On Monday, French regulators announced the European Union will take "repressive action" against Google, charging the company has failed to adequately explain how it shares user data. The French data privacy agency, CNIL, can impose fines of up to 300,000 euros.
But all databasing that information might go further than many people want it to, says Eric Goldman, a law professor at Santa Clara University.
“Arguably (the database) violates some of the contextual expectations of the users,” Goldman says. “They've signed up for service A. They may have independently made a choice to sign up for Service B. They may not want A and B to talk to each other."
Meanwhile, Microsoft is waging a media campaign against Google, with a website delicately named Scroogled! It criticizes the search giant for digging through Gmail messages for advertising keywords.
"Both the EU and Microsoft are Google haters, but possibly for different reasons," Goldman says.
Microsoft has seen Google and others erode its monopoly position in the operating-system and productivity software market, and "it's fighting tooth and nail to try and find a way to get it back," Goldman says. "The European privacy community, they're concerned that the Internet services are not being sufficiently protective of consumer privacy."

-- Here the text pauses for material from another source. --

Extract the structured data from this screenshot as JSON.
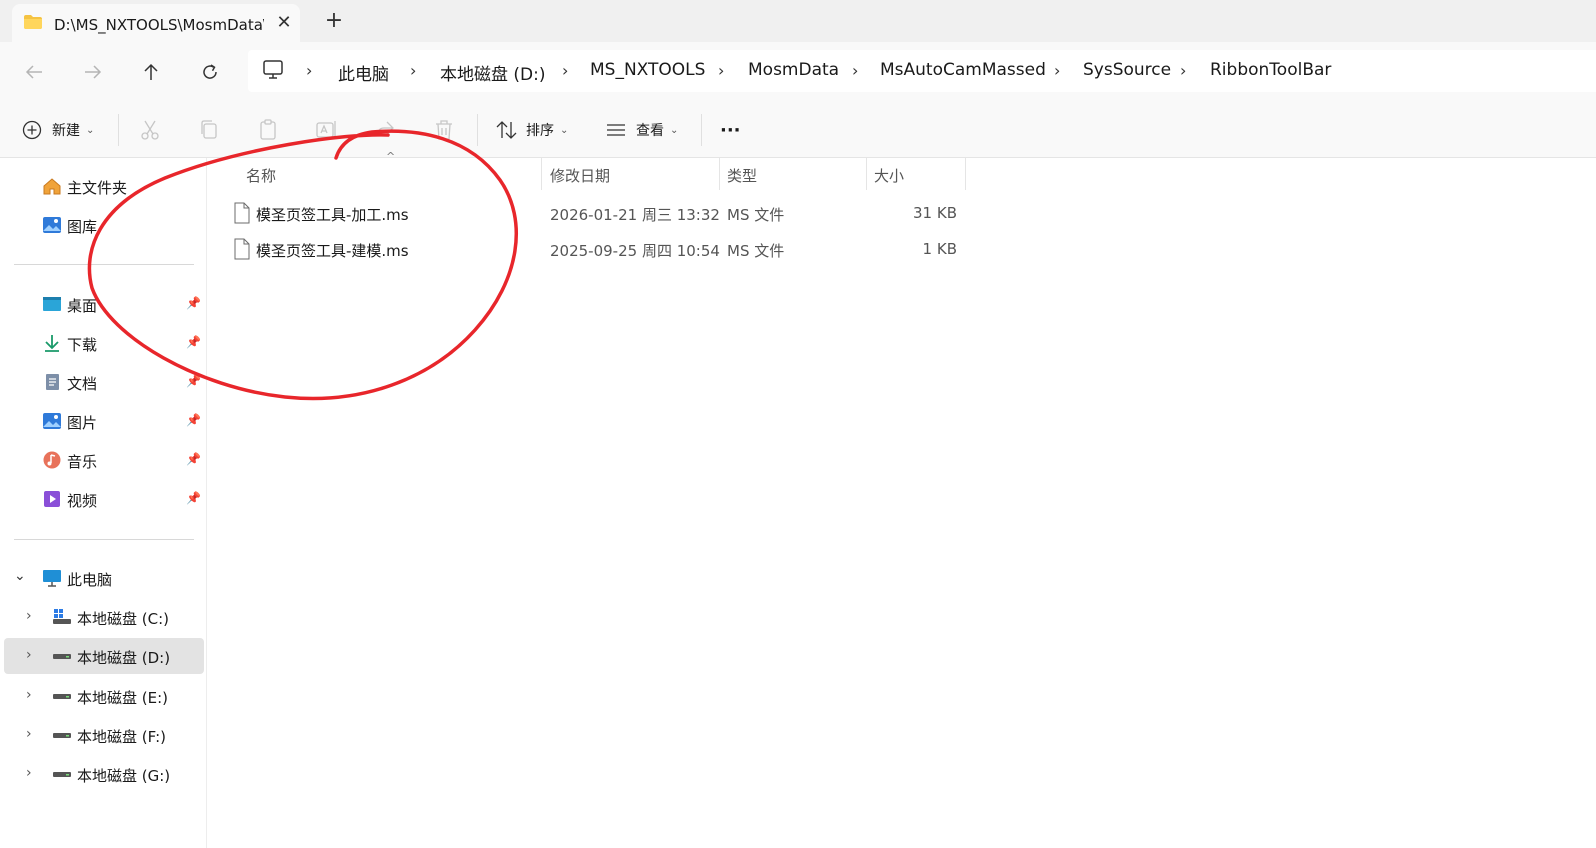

European regulators have asked Google to stop combining user data when it's not legally justified, and to delete personal data periodically.